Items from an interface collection
· · · ·

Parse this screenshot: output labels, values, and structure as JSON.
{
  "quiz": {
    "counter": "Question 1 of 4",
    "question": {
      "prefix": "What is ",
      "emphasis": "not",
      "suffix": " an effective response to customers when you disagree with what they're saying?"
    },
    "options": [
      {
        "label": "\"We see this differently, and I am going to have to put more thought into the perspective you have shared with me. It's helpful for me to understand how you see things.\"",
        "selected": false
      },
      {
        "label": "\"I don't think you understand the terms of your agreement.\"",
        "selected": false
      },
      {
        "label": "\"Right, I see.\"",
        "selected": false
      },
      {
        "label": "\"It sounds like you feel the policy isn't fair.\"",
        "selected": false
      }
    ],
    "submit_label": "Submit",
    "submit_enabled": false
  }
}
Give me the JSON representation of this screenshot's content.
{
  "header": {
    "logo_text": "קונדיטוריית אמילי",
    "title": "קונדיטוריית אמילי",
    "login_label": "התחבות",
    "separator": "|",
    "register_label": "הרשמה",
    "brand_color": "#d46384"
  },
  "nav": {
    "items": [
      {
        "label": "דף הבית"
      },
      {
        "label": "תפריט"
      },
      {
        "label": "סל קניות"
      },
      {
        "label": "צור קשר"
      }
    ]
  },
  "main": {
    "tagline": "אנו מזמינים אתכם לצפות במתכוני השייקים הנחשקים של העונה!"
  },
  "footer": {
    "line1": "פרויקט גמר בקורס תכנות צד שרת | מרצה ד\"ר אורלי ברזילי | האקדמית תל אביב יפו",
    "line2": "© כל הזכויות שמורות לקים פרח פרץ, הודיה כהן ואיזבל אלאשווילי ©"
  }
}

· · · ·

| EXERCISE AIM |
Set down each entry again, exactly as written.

| REPLY |
Parse this screenshot: output labels, values, and structure as JSON.
{
  "quiz": {
    "counter": "Question 1 of 4",
    "question": {
      "prefix": "What is ",
      "emphasis": "not",
      "suffix": " an effective response to customers when you disagree with what they're saying?"
    },
    "options": [
      {
        "label": "\"We see this differently, and I am going to have to put more thought into the perspective you have shared with me. It's helpful for me to understand how you see things.\"",
        "selected": false
      },
      {
        "label": "\"I don't think you understand the terms of your agreement.\"",
        "selected": false
      },
      {
        "label": "\"Right, I see.\"",
        "selected": false
      },
      {
        "label": "\"It sounds like you feel the policy isn't fair.\"",
        "selected": false
      }
    ],
    "submit_label": "Submit",
    "submit_enabled": false
  }
}
Give me the JSON representation of this screenshot's content.
{
  "header": {
    "logo_text": "קונדיטוריית אמילי",
    "title": "קונדיטוריית אמילי",
    "login_label": "התחבות",
    "separator": "|",
    "register_label": "הרשמה",
    "brand_color": "#d46384"
  },
  "nav": {
    "items": [
      {
        "label": "דף הבית"
      },
      {
        "label": "תפריט"
      },
      {
        "label": "סל קניות"
      },
      {
        "label": "צור קשר"
      }
    ]
  },
  "main": {
    "tagline": "אנו מזמינים אתכם לצפות במתכוני השייקים הנחשקים של העונה!"
  },
  "footer": {
    "line1": "פרויקט גמר בקורס תכנות צד שרת | מרצה ד\"ר אורלי ברזילי | האקדמית תל אביב יפו",
    "line2": "© כל הזכויות שמורות לקים פרח פרץ, הודיה כהן ואיזבל אלאשווילי ©"
  }
}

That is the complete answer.